▶ Required work
For the word "JSON", return each line of the data in which it occurs.

=====

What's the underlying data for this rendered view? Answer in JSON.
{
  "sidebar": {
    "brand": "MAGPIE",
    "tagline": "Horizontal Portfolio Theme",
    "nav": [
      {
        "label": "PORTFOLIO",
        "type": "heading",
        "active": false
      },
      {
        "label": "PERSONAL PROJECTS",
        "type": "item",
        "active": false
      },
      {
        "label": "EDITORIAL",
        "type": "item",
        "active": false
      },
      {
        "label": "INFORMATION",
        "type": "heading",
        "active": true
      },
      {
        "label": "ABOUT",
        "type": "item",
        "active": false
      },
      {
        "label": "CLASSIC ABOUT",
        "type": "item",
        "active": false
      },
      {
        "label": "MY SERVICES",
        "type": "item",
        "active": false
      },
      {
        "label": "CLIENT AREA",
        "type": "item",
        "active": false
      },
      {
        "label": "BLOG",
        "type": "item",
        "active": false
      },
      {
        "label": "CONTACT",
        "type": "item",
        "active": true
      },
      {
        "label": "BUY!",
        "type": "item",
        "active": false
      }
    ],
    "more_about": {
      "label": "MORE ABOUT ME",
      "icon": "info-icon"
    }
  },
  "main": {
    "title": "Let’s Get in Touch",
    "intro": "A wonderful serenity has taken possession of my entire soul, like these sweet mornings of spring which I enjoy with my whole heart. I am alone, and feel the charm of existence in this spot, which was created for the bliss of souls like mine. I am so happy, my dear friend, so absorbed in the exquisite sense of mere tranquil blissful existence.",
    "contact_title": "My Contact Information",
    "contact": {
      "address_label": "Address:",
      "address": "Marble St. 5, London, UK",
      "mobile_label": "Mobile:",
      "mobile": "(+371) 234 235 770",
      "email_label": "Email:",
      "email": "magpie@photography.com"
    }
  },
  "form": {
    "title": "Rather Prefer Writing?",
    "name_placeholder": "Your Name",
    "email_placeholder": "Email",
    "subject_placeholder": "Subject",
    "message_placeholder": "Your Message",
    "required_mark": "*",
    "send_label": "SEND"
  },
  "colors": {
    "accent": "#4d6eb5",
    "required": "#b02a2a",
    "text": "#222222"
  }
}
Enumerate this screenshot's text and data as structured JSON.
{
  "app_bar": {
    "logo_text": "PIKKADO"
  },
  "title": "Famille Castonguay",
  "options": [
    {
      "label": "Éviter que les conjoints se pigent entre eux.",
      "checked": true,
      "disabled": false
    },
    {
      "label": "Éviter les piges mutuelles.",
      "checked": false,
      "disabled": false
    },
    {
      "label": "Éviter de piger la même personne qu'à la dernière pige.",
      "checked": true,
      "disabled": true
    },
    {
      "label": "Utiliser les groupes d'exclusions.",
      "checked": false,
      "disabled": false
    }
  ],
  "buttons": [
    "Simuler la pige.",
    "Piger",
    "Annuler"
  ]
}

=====

▶ Result of the task
What's the underlying data for this rendered view? Answer in JSON.
Enumerate this screenshot's text and data as structured JSON.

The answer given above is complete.